→ **Data**
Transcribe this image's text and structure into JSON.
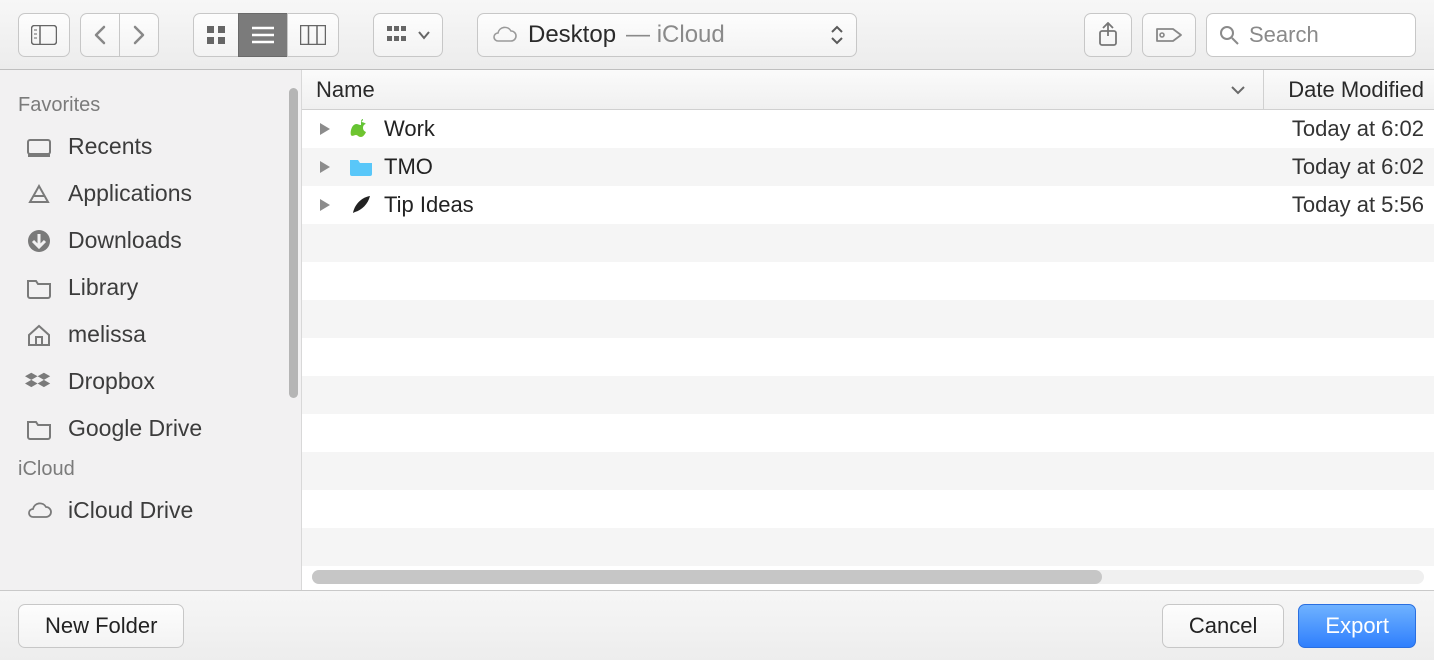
{
  "toolbar": {
    "location_name": "Desktop",
    "location_suffix": " — iCloud",
    "search_placeholder": "Search"
  },
  "sidebar": {
    "sections": [
      {
        "title": "Favorites",
        "items": [
          {
            "icon": "recents",
            "label": "Recents"
          },
          {
            "icon": "app",
            "label": "Applications"
          },
          {
            "icon": "download",
            "label": "Downloads"
          },
          {
            "icon": "folder",
            "label": "Library"
          },
          {
            "icon": "home",
            "label": "melissa"
          },
          {
            "icon": "dropbox",
            "label": "Dropbox"
          },
          {
            "icon": "folder",
            "label": "Google Drive"
          }
        ]
      },
      {
        "title": "iCloud",
        "items": [
          {
            "icon": "cloud",
            "label": "iCloud Drive"
          }
        ]
      }
    ]
  },
  "columns": {
    "name": "Name",
    "date": "Date Modified"
  },
  "files": [
    {
      "icon": "apple",
      "name": "Work",
      "date": "Today at 6:02"
    },
    {
      "icon": "bluefolder",
      "name": "TMO",
      "date": "Today at 6:02"
    },
    {
      "icon": "feather",
      "name": "Tip Ideas",
      "date": "Today at 5:56"
    }
  ],
  "footer": {
    "new_folder": "New Folder",
    "cancel": "Cancel",
    "export": "Export"
  }
}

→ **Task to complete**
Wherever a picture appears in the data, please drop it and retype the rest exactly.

→ **Response below**
Transcribe this image's text and structure into JSON.
{
  "toolbar": {
    "location_name": "Desktop",
    "location_suffix": " — iCloud",
    "search_placeholder": "Search"
  },
  "sidebar": {
    "sections": [
      {
        "title": "Favorites",
        "items": [
          {
            "icon": "recents",
            "label": "Recents"
          },
          {
            "icon": "app",
            "label": "Applications"
          },
          {
            "icon": "download",
            "label": "Downloads"
          },
          {
            "icon": "folder",
            "label": "Library"
          },
          {
            "icon": "home",
            "label": "melissa"
          },
          {
            "icon": "dropbox",
            "label": "Dropbox"
          },
          {
            "icon": "folder",
            "label": "Google Drive"
          }
        ]
      },
      {
        "title": "iCloud",
        "items": [
          {
            "icon": "cloud",
            "label": "iCloud Drive"
          }
        ]
      }
    ]
  },
  "columns": {
    "name": "Name",
    "date": "Date Modified"
  },
  "files": [
    {
      "icon": "apple",
      "name": "Work",
      "date": "Today at 6:02"
    },
    {
      "icon": "bluefolder",
      "name": "TMO",
      "date": "Today at 6:02"
    },
    {
      "icon": "feather",
      "name": "Tip Ideas",
      "date": "Today at 5:56"
    }
  ],
  "footer": {
    "new_folder": "New Folder",
    "cancel": "Cancel",
    "export": "Export"
  }
}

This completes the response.